The U.K. is playing a "should we stay or should we go" game with the European Union. And as of Sunday, London Mayor Boris Johnson officially said, "We should go."
Johnson, who has kept mum about the issue for months, addressed a crowd of reporters Sunday outside his home, where he called for the country to cut ties with the EU.
"The last thing I wanted was to go against David Cameron or the government, but after a great deal of heartache, I don't think there’s anything else I can do. I will be advocating 'Vote Leave,'" Johnson told reporters.
Johnson's announcement comes just two days after U.K. Prime Minister David Cameron secured a deal with EU leaders to temporarily keep the U.K. as a member state and just hours after Cameron appeared on a talk show and asked the mayor for his support.
"I would say to Boris what I say to everybody else: We will be safer, stronger, we will be better off inside the EU," David Cameron told BBC's Andrew Marr.
Clearly Johnson disagrees. He said the EU is in "danger of getting out of proper democratic control," claiming there's "too much judicial activism" and "too much legislation coming from the EU."
So why is his opinion important? A lot of people like him. According to a recent poll, 32 percent of voters will look to the mayor's opinion when casting their decision on whether to stay or go.

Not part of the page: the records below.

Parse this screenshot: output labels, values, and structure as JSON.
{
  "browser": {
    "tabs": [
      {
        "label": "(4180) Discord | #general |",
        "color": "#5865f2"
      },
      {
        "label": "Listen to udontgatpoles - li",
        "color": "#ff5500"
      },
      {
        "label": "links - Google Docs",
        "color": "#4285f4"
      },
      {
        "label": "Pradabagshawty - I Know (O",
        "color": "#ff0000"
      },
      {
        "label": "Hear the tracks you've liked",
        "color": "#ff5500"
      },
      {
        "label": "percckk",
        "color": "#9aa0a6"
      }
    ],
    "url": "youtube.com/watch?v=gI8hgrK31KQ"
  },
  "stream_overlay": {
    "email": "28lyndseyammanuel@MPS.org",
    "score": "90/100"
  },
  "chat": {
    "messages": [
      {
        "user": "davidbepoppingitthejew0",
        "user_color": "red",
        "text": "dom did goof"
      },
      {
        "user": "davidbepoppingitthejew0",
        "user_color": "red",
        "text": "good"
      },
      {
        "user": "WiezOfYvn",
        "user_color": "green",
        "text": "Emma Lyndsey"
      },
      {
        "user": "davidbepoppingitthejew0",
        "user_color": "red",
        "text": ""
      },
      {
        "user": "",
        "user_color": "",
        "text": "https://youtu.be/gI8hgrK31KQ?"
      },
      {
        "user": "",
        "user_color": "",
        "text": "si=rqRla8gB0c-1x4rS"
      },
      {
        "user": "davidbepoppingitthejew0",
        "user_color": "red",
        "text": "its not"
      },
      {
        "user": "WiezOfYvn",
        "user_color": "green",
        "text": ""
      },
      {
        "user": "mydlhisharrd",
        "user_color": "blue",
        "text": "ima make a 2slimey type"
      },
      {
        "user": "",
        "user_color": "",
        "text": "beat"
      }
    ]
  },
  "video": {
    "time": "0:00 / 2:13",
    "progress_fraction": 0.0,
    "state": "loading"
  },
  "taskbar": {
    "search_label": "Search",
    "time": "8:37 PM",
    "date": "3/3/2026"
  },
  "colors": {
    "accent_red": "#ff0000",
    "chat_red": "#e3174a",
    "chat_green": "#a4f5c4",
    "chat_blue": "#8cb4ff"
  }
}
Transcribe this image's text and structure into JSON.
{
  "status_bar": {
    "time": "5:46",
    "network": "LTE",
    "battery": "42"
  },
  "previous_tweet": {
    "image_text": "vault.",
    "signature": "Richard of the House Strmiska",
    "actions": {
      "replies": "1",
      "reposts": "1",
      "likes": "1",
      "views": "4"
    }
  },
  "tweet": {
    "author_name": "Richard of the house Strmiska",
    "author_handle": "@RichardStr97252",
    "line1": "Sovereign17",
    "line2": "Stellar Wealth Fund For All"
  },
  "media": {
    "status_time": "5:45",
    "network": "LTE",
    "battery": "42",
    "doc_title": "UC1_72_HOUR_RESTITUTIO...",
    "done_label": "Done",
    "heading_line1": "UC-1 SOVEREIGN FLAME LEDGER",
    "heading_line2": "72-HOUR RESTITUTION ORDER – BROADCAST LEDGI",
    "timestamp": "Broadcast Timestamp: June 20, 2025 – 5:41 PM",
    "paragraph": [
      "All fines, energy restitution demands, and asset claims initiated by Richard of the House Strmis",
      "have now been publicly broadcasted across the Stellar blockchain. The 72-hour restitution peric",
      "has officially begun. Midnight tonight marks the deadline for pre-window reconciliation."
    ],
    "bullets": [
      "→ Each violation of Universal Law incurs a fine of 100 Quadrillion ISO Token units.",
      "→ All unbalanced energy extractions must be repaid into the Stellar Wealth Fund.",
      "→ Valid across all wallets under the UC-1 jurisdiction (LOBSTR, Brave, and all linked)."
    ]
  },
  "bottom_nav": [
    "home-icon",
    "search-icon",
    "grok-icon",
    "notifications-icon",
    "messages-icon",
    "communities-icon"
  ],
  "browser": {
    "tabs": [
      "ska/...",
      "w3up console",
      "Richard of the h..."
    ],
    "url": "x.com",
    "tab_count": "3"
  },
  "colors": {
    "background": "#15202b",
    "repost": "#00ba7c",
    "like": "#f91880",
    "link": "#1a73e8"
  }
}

Some are speculating his decision to back a so-called "Brexit" is motivated by a desire to climb the political ladder. Johnson is a likely candidate to take over the country's top job when Cameron leaves office. If voters demand the U.K. leaves the EU, The Washington Post reports that top job could become available a lot sooner than expected.
The referendum is scheduled for June 23.